1. It’s crazy to drill for oil in places where a blowout, however unlikely, would cause great harm.
2. It’s crazy to let companies like BP or any other operate without constant monitoring. No matter how well meaning they are, they operate out of the wrong mindset, believing that they are in control. It’s just the way technology-based companies always act.
3. It’s crazy to assume that anyone can understand all the things that can go wrong even with the most sophisticated computers available. Complex systems like the oil exploration rig sitting on the surface of the sea attached by a pipe to the bottom of that sea with a crew of human operators in charge running a system designed by other human beings always have behavior possibilities the models can’t predict.

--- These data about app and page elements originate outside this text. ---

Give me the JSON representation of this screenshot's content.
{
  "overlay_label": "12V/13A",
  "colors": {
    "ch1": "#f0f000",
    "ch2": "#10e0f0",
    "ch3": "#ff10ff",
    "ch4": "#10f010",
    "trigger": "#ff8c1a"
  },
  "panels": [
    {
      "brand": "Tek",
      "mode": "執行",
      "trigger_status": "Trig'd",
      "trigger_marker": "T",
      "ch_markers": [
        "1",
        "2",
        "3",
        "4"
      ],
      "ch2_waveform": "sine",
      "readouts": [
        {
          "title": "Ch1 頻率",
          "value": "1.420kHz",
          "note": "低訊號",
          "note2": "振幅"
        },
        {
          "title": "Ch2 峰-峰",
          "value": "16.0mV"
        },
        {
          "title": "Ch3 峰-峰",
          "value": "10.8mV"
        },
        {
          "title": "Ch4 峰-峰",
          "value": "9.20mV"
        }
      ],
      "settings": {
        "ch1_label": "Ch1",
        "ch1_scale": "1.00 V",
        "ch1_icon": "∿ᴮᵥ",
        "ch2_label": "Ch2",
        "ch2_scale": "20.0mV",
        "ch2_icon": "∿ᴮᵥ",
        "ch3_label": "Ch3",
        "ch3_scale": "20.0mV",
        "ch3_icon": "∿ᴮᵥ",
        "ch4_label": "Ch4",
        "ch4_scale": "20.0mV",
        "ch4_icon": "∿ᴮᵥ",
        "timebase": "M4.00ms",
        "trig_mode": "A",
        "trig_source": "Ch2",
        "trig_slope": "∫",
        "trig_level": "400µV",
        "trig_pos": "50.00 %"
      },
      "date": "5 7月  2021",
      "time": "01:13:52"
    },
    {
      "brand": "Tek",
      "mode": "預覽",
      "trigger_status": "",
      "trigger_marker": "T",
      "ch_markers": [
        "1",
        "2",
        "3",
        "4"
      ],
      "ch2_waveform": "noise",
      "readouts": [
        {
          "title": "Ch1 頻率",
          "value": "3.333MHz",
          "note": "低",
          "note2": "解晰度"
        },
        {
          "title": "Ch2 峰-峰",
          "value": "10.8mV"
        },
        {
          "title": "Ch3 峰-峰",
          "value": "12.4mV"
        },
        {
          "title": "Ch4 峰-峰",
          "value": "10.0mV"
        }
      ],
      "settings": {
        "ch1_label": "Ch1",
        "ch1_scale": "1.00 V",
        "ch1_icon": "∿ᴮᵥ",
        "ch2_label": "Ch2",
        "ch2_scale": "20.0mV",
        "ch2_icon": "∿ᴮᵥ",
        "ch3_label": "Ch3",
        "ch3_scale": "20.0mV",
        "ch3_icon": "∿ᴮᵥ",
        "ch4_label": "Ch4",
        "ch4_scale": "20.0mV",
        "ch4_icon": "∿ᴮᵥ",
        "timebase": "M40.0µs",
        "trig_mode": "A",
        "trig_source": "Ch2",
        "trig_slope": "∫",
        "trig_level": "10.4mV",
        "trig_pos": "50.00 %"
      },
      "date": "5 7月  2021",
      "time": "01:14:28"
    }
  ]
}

4. It’s crazy to believe what anyone says in the aftermath of a major accident. Maybe it’s best to act like Chicken Little and assume the sky is falling and act accordingly.

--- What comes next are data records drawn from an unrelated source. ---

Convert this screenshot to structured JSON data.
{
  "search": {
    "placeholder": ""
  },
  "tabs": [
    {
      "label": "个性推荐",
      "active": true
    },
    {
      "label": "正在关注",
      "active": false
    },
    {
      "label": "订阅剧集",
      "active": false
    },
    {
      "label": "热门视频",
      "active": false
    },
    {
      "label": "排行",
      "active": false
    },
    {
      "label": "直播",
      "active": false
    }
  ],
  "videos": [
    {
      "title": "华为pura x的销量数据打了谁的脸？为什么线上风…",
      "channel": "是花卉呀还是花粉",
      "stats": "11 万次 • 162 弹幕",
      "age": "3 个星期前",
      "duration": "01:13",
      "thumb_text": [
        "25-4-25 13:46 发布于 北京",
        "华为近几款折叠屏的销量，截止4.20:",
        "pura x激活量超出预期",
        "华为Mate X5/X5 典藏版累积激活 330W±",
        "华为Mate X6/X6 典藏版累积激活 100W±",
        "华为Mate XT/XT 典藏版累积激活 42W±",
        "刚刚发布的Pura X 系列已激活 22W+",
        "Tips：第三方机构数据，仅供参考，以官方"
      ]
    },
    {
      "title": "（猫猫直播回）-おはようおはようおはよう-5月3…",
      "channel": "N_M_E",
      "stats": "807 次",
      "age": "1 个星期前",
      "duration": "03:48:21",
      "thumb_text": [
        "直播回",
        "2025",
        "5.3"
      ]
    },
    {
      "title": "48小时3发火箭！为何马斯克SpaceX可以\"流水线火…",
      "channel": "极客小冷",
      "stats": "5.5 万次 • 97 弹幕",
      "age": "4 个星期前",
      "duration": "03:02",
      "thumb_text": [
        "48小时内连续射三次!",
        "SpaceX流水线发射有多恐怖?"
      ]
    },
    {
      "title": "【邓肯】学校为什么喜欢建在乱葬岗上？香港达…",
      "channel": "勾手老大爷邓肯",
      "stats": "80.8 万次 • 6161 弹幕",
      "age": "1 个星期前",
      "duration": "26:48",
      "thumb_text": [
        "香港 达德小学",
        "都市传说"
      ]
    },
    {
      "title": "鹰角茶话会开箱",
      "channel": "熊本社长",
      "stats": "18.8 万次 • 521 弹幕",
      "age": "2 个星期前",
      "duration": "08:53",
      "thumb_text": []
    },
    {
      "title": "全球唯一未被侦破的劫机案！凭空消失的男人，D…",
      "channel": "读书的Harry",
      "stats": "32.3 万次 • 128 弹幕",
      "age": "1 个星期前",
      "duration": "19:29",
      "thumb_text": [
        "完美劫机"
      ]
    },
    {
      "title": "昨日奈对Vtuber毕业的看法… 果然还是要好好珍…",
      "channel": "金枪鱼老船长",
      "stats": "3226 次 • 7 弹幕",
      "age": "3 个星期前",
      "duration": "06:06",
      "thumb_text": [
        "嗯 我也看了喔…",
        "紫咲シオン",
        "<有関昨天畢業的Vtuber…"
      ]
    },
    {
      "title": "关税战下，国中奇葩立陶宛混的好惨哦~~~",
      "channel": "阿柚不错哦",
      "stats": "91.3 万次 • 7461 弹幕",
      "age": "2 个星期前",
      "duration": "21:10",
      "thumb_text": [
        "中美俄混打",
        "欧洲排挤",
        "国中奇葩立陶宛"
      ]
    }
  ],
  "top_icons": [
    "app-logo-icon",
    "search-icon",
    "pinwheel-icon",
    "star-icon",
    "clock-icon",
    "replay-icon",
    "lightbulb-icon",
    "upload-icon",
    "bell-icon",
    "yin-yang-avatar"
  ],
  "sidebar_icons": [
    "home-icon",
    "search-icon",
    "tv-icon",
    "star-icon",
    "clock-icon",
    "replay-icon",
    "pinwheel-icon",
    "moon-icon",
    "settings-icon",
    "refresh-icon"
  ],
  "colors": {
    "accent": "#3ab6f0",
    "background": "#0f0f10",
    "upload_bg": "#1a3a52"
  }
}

5. It’s crazy to expect that things will return to the same normalcy as before the accident. Once complex system jump into a new regime, they are likely to stay there in spite of massive efforts to return to the old state.
6. It’s crazy to seek the responsible parties that caused the disaster. Complex systems fail as systems, not because any single person does a bad thing. Maybe someone can be found to be a trigger, but it is always the system that fails. If anyone is to be made responsible it is the one that decided to drill in the first place, or allowed the company to drill. Once the system was in place, its failure cannot be attributed to a single action. Did the o-rings cause the Challenger accident or was it the decision to launch that day or…?
7. It’s crazy to believe that anyone in government or elsewhere can now design or permit or operate such a system that is, using the phrase of the day, too big to fail. It’s not that they are materially too big to fail (it’s just the opposite; they are already complex and intrinsically capable of unforeseen malfunctions), it is that the consequences of failure are too much for the world or whatever is impacted to bear. After systems become complex, they are always prone to unexpected failures. The only way to avoid the possibility of failures is not to build the systems in the first place or to keep them simple enough that they are understandable by humans as well as computers.
8. It’s crazy to assume we know what to do when a Katrina or Gulf blowout happens. Everything else about the blowout sends a message that we don’t really know what to do when an event like this happens. Fixing a complex system is itself a complex task. All the plans cannot anticipate the reality that has to be faced. Find somebody responsible for the messes involved in cleaning up is as futile as finding the one who caused the accident. The line between incompetence and simply being at the mercy of the system is very fine.
9. It’s crazy to believe that we can put a price on nature and on human suffering.
With a few changes in the wording, you can describe the collapse of any complex system in these same terms. Instead of oil exploration and BP, substitute Lehman Brothers and the financial system. Nassim Taleb, who I wrote about in a recent blog, says many of these same things in his [ten rules](http://www.ft.com/cms/s/0/5d5aa24e-23a4-11de-996a-00144feabdc0.html?nclick_check=1) for dealing with black swans, his metaphor for rare, but disastrous, events like the blowout.
Sustainability, as manifest by flourishing, involves rebuilding the world socio-economic system which is now too big to fail, in the sense that it is so big that we, the world, cannot afford to let it collapse or undergo a major regime change (to use another phrase of the moment). If that were to happen, all of our established institutions and systems for taking care of ourselves would likely fail or become ineffective. Unlike the recent economic collapse, there is no Treasury or Federal Reserve to start up the printing presses and pour money into the system. Attempts at averting a regime change in the global climate system and the subsequent impacts illustrate what happens when nobody can metaphorically print money to prime the pump. Basically, nothing happens. There is so much to learn from the financial collapse and the blowout that can move the possibility of sustainability up a notch, but gets lost in the the rush to assign blame and find the quick fix.